Whenever a leopard wants to eat its own kid, it first accuses it of smelling like a goat.
Former Minister of State for Mashonaland East Provincial Affairs Brigadier-General Ambrose Mutinhiri (Retired) has lived up to this adage.
Mutinhiri resigned from both ZANU-PF and House of Assembly where he was Marondera East legislator on a ZANU-PF ticket.
He cited the way that former President Robert Mugabe and the G40 cabal were ousted from power in November last year.
According to Mutinhiri, Cde Mugabe was dethroned through a coup d’état.
Thus, in other words, his resignation was in solidarity with Cde Mugabe, to whom he is eternally grateful for fishing him out of the political doldrums.
Mutinhiri plunged into the political quagmire following a severing of relations with his erstwhile party, ZAPU.
During the accreditation process for the ZANU-PF Extraordinary Congress in December last year, yours truly met Mutinhiri at the party’s headquarters in a jovial mood.

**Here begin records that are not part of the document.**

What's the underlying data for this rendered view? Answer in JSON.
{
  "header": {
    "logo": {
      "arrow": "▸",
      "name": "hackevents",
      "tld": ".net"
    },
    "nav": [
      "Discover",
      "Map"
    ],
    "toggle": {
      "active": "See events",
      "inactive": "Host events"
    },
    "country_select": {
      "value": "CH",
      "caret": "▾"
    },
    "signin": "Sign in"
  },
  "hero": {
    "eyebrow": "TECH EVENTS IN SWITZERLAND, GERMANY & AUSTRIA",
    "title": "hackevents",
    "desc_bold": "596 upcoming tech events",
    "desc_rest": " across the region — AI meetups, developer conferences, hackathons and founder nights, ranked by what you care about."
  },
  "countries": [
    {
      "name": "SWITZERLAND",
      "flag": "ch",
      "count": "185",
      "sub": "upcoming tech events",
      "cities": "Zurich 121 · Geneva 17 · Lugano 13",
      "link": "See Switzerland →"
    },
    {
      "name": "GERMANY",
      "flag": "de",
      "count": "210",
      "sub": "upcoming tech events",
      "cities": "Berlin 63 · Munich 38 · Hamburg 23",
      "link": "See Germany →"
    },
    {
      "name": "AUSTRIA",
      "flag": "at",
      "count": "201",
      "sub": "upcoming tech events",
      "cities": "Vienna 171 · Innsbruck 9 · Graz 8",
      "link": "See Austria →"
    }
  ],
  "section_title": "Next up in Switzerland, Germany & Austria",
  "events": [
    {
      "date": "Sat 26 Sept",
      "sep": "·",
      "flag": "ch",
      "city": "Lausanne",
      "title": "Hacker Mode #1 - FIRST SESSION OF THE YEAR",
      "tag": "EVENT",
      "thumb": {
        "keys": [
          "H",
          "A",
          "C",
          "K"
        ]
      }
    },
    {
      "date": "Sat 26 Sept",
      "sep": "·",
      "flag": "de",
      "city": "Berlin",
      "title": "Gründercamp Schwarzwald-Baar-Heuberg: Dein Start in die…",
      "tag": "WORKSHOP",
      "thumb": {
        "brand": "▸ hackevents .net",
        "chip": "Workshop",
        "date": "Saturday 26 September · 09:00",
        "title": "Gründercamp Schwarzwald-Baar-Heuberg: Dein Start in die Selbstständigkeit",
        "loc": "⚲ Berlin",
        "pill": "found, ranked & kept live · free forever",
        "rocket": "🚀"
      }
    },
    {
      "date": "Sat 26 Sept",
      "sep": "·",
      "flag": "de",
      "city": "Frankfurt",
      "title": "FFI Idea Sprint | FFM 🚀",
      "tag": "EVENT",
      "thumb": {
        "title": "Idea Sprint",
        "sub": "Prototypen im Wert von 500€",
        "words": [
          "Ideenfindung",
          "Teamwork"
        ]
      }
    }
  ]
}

A conversation with him showed that he was more than happy that Cde Mugabe had finally exited State House.
His glimmering face betrayed his approval of what he now calls a “coup”.

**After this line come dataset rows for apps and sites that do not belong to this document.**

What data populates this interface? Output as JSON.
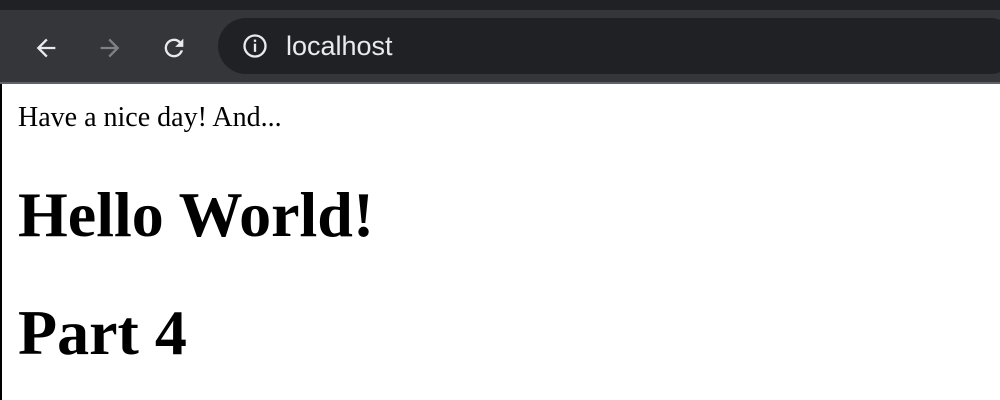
{
  "browser": {
    "url": "localhost",
    "back_icon": "arrow-left-icon",
    "forward_icon": "arrow-right-icon",
    "reload_icon": "reload-icon",
    "info_icon": "info-icon",
    "forward_enabled": false,
    "colors": {
      "chrome_bg": "#35363a",
      "omnibox_bg": "#202124",
      "url_text": "#e8eaed",
      "icon_active": "#e8eaed",
      "icon_disabled": "#7f8185"
    }
  },
  "page": {
    "intro": "Have a nice day! And...",
    "headings": [
      "Hello World!",
      "Part 4"
    ]
  }
}
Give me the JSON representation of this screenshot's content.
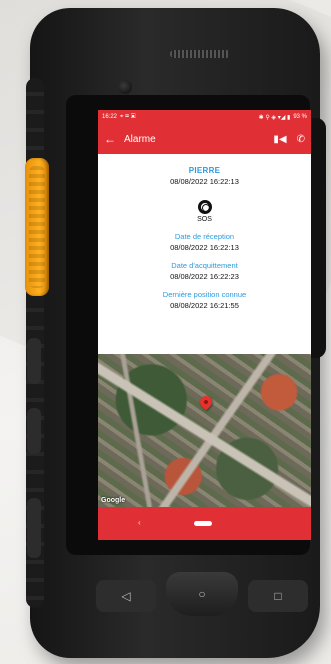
{
  "status_bar": {
    "time": "16:22",
    "left_icons": "⌖ ✉ ▣",
    "right_icons": "✱ ⚲ ◈ ▾◢ ▮",
    "battery": "93 %"
  },
  "app_bar": {
    "back": "←",
    "title": "Alarme",
    "action_icons": [
      "videocam-icon",
      "phone-icon"
    ]
  },
  "alarm": {
    "name": "PIERRE",
    "name_datetime": "08/08/2022 16:22:13",
    "type": "SOS",
    "reception_label": "Date de réception",
    "reception_value": "08/08/2022 16:22:13",
    "ack_label": "Date d'acquittement",
    "ack_value": "08/08/2022 16:22:23",
    "position_label": "Dernière position connue",
    "position_value": "08/08/2022 16:21:55"
  },
  "map": {
    "attribution": "Google"
  },
  "nav": {
    "back_chevron": "‹"
  },
  "hardware": {
    "back_key": "◁",
    "home_key": "○",
    "recents_key": "□"
  },
  "colors": {
    "accent_red": "#e03036",
    "label_blue": "#2b9be0",
    "ptt_orange": "#ffb01f"
  }
}
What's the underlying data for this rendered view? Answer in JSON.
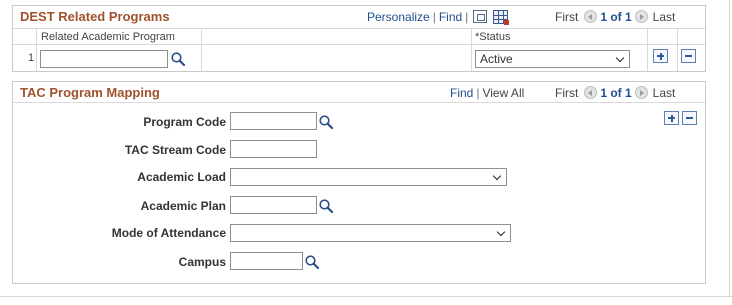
{
  "dest_grid": {
    "title": "DEST Related Programs",
    "nav": {
      "personalize": "Personalize",
      "find": "Find",
      "sep": "|"
    },
    "pager": {
      "first": "First",
      "count": "1 of 1",
      "last": "Last"
    },
    "columns": {
      "related_program": "Related Academic Program",
      "required_mark": "*",
      "status": "Status"
    },
    "rows": [
      {
        "num": "1",
        "related_program_value": "",
        "status_value": "Active"
      }
    ]
  },
  "tac_grid": {
    "title": "TAC Program Mapping",
    "nav": {
      "find": "Find",
      "view_all": "View All",
      "sep": "|"
    },
    "pager": {
      "first": "First",
      "count": "1 of 1",
      "last": "Last"
    },
    "fields": {
      "program_code": {
        "label": "Program Code",
        "value": ""
      },
      "tac_stream_code": {
        "label": "TAC Stream Code",
        "value": ""
      },
      "academic_load": {
        "label": "Academic Load",
        "value": ""
      },
      "academic_plan": {
        "label": "Academic Plan",
        "value": ""
      },
      "mode_of_attendance": {
        "label": "Mode of Attendance",
        "value": ""
      },
      "campus": {
        "label": "Campus",
        "value": ""
      }
    }
  },
  "colors": {
    "title": "#a0522d",
    "link": "#1f4e8c",
    "border": "#c9c9c9"
  },
  "icons": [
    "lookup-icon",
    "zoom-icon",
    "grid-download-icon",
    "previous-icon",
    "next-icon",
    "add-row-icon",
    "delete-row-icon",
    "chevron-down-icon"
  ]
}
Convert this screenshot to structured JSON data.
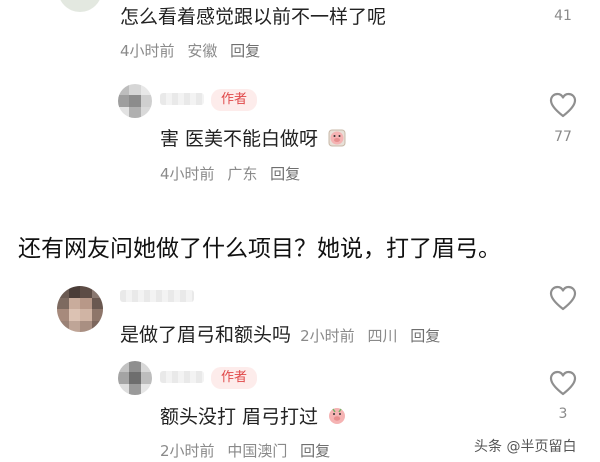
{
  "comments": [
    {
      "text": "怎么看着感觉跟以前不一样了呢",
      "time": "4小时前",
      "location": "安徽",
      "reply": "回复",
      "likes": "41"
    },
    {
      "badge": "作者",
      "text": "害 医美不能白做呀",
      "emoji": "pig-face-emoji",
      "time": "4小时前",
      "location": "广东",
      "reply": "回复",
      "likes": "77"
    },
    {
      "text": "是做了眉弓和额头吗",
      "time": "2小时前",
      "location": "四川",
      "reply": "回复"
    },
    {
      "badge": "作者",
      "text": "额头没打 眉弓打过",
      "emoji": "pig-face-emoji",
      "time": "2小时前",
      "location": "中国澳门",
      "reply": "回复",
      "likes": "3"
    }
  ],
  "caption": "还有网友问她做了什么项目？她说，打了眉弓。",
  "watermark": "头条 @半页留白",
  "colors": {
    "badge_text": "#e0494a",
    "badge_bg": "#fdeceb",
    "meta": "#8a8a8a"
  }
}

Such two-facedness is not an attribute for presidential hopefuls.
It’s unfortunate that Mutinhiri was probably in Marondera on the historic November 18 2017, when Zimbabweans unanimously made a clear statement that it was time for Cde Mugabe to step down.
SADC, AU and other international bodies endorsed the new administration.

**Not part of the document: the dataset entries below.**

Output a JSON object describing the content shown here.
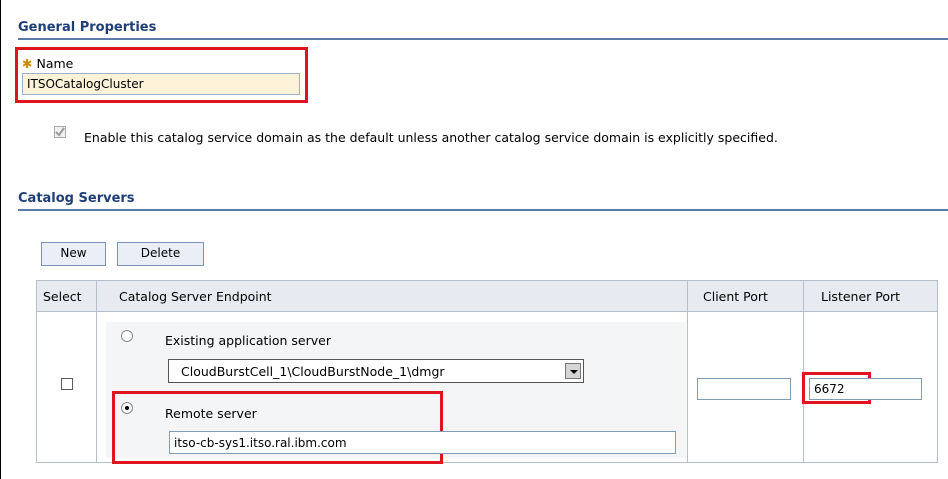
{
  "general": {
    "title": "General Properties",
    "name_label": "Name",
    "name_value": "ITSOCatalogCluster",
    "default_checkbox_checked": true,
    "default_text": "Enable this catalog service domain as the default unless another catalog service domain is explicitly specified."
  },
  "catalog": {
    "title": "Catalog Servers",
    "new_label": "New",
    "delete_label": "Delete",
    "columns": {
      "select": "Select",
      "endpoint": "Catalog Server Endpoint",
      "client_port": "Client Port",
      "listener_port": "Listener Port"
    },
    "row": {
      "selected": false,
      "existing_label": "Existing application server",
      "existing_server": "CloudBurstCell_1\\CloudBurstNode_1\\dmgr",
      "remote_label": "Remote server",
      "remote_value": "itso-cb-sys1.itso.ral.ibm.com",
      "endpoint_choice": "remote",
      "client_port": "",
      "listener_port": "6672"
    }
  },
  "colors": {
    "section_title": "#1f3e78",
    "highlight": "#e0141e",
    "name_field_bg": "#fdf3d9"
  }
}
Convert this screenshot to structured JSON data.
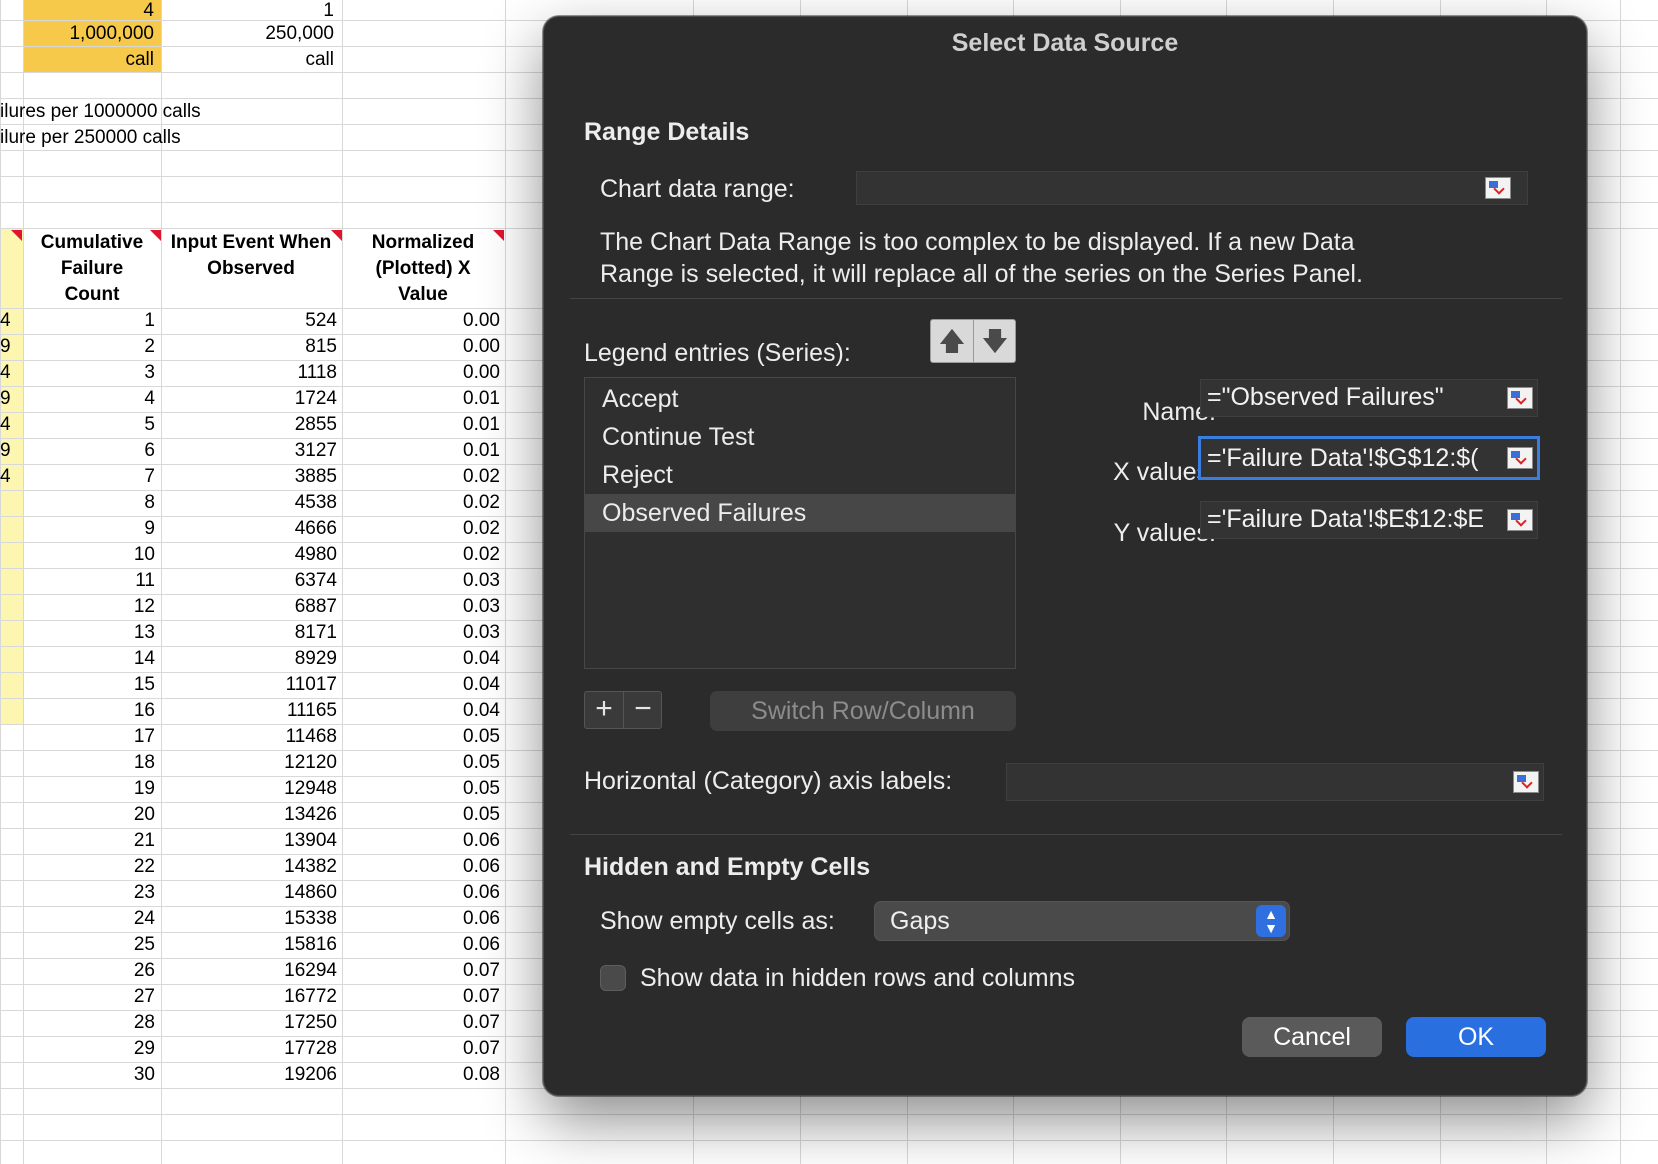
{
  "sheet": {
    "top_cells": {
      "r1": [
        "4",
        "1"
      ],
      "r2": [
        "1,000,000",
        "250,000"
      ],
      "r3": [
        "call",
        "call"
      ]
    },
    "notes": [
      "ilures per 1000000 calls",
      "ilure per 250000 calls"
    ],
    "headers": {
      "cumulative": [
        "Cumulative",
        "Failure",
        "Count"
      ],
      "input": [
        "Input Event When",
        "Observed"
      ],
      "normalized": [
        "Normalized",
        "(Plotted) X",
        "Value"
      ]
    },
    "left_partial": [
      "4",
      "9",
      "4",
      "9",
      "4",
      "9",
      "4"
    ],
    "rows": [
      [
        "1",
        "524",
        "0.00"
      ],
      [
        "2",
        "815",
        "0.00"
      ],
      [
        "3",
        "1118",
        "0.00"
      ],
      [
        "4",
        "1724",
        "0.01"
      ],
      [
        "5",
        "2855",
        "0.01"
      ],
      [
        "6",
        "3127",
        "0.01"
      ],
      [
        "7",
        "3885",
        "0.02"
      ],
      [
        "8",
        "4538",
        "0.02"
      ],
      [
        "9",
        "4666",
        "0.02"
      ],
      [
        "10",
        "4980",
        "0.02"
      ],
      [
        "11",
        "6374",
        "0.03"
      ],
      [
        "12",
        "6887",
        "0.03"
      ],
      [
        "13",
        "8171",
        "0.03"
      ],
      [
        "14",
        "8929",
        "0.04"
      ],
      [
        "15",
        "11017",
        "0.04"
      ],
      [
        "16",
        "11165",
        "0.04"
      ],
      [
        "17",
        "11468",
        "0.05"
      ],
      [
        "18",
        "12120",
        "0.05"
      ],
      [
        "19",
        "12948",
        "0.05"
      ],
      [
        "20",
        "13426",
        "0.05"
      ],
      [
        "21",
        "13904",
        "0.06"
      ],
      [
        "22",
        "14382",
        "0.06"
      ],
      [
        "23",
        "14860",
        "0.06"
      ],
      [
        "24",
        "15338",
        "0.06"
      ],
      [
        "25",
        "15816",
        "0.06"
      ],
      [
        "26",
        "16294",
        "0.07"
      ],
      [
        "27",
        "16772",
        "0.07"
      ],
      [
        "28",
        "17250",
        "0.07"
      ],
      [
        "29",
        "17728",
        "0.07"
      ],
      [
        "30",
        "19206",
        "0.08"
      ]
    ],
    "colors": {
      "orange_fill": "#f6c94a",
      "yellow_fill": "#fdf6b0",
      "grid": "#d8d8d8"
    }
  },
  "dialog": {
    "title": "Select Data Source",
    "range_details": {
      "heading": "Range Details",
      "chart_range_label": "Chart data range:",
      "chart_range_value": "",
      "message_line1": "The Chart Data Range is too complex to be displayed. If a new Data",
      "message_line2": "Range is selected, it will replace all of the series on the Series Panel."
    },
    "series": {
      "label": "Legend entries (Series):",
      "items": [
        "Accept",
        "Continue Test",
        "Reject",
        "Observed Failures"
      ],
      "selected_index": 3,
      "add_symbol": "+",
      "remove_symbol": "−",
      "switch_label": "Switch Row/Column",
      "up_icon": "arrow-up-icon",
      "down_icon": "arrow-down-icon"
    },
    "fields": {
      "name_label": "Name:",
      "name_value": "=\"Observed Failures\"",
      "x_label": "X values:",
      "x_value": "='Failure Data'!$G$12:$(",
      "y_label": "Y values:",
      "y_value": "='Failure Data'!$E$12:$E"
    },
    "axis_labels": {
      "label": "Horizontal (Category) axis labels:",
      "value": ""
    },
    "hidden_empty": {
      "heading": "Hidden and Empty Cells",
      "show_empty_label": "Show empty cells as:",
      "show_empty_value": "Gaps",
      "checkbox_label": "Show data in hidden rows and columns",
      "checkbox_checked": false
    },
    "buttons": {
      "cancel": "Cancel",
      "ok": "OK"
    },
    "colors": {
      "accent": "#2a6fe0",
      "background": "#2b2b2b"
    }
  }
}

Even the country’s former nemeses have expressed interest to re-engage Zimbabwe in its bid for economic regeneration.
Who is Mutinhiri to denounce what everybody else endorsed?
He has, all of a sudden, started to see an underhand in the ascendancy of President Mnangagwa to power?
Without taking away his immense contribution during the liberation struggle for Zimbabwe and those that he made in the early post-Independence era, Cde Mugabe had overstayed in power.
His stay was no longer adding any value to this country.
The economy was deteriorating every passing day and the captive leader was fast destroying the revolutionary party.
The G40 cabal, which was fronted by his wife, Grace Mugabe, stole the man’s legacy.
Even those who pretended to love him, secretly wished he could step down for the amelioration of people’s lives.
Mutinhiri should have watched Dr Sydney Sekeremayi getting down in jubilation upon news that Cde Mugabe had finally resigned.
Mutinhiri should have read the political temperature before accepting that punch bag role.
It shocks everybody that there are still people dreaming of Cde Mugabe’s second coming.
Only criminals,who have been taking advantage of the former leader’s senility to commit crimes with impunity, can be nostalgic of the former first family.
Mutinhiri believes, wrongly so, that Cde Mugabe is still as popular as he used to be.
He, therefore, feels greatly honoured to hobnob with him. Mutinhiri must yield the ghost he has for Cde Mugabe.
Reality must cross Mutinhiri’s mind that Cde Mugabe is no longer the head of State and will never be one again.
He is now a former, a position that he will hold till his death. If Cde Mugabe was wise enough, he would strive to preserve the remnant legacy that the new administration is trying hard to maintain.
He is one of the luckiest former Heads of State in the world, considering the way his captive administration messed up the country and persecuted innocent cadres.
He must enjoy his pension in his twilight years. Probably history will judge him fairly one day. He fought a good fight, but eventually allowed his legacy to be soiled by carpetbaggers.
He must leave politics, lest he gets a treatment befitting an opposition politician bent on spoiling the ZANU-PF vote.
As for poor Mutinhiri, it appears the spirit of breaking away runs in the Mutinhiri family.
His estranged wife, Tracy Mutinhiri, was one of the first ZANU-PF members to cross the floor to MDC-T.
She finally defected after years of clandestinely working at cross purposes with ZANU-PF legislators in Parliament.
At one time, she frustrated ZANU PF’s numerical advantage in Parliament by voting alongside the opposition for the election of former speaker, Lovemore Moyo. That’s the Mutinhiris for you. Ambrose will not surprise anyone.
What, however, surprises is his paucity of political judgment.
The former soldier allowed himself to be used as a political pawn in advancing the interests of certain political has-beens.
He should be schooled on what it means to be an interim leader. Those who are driving the project have already made it clear to him that he is just holding forte for them.
With the level of his political immaturity, Mutinhiri is likely to be nowhere near the corridors of power in that party.
It was not worth it for Mutinhiri to give up his Marondera East seat for some spurious position in the so-called National Patriotic Front.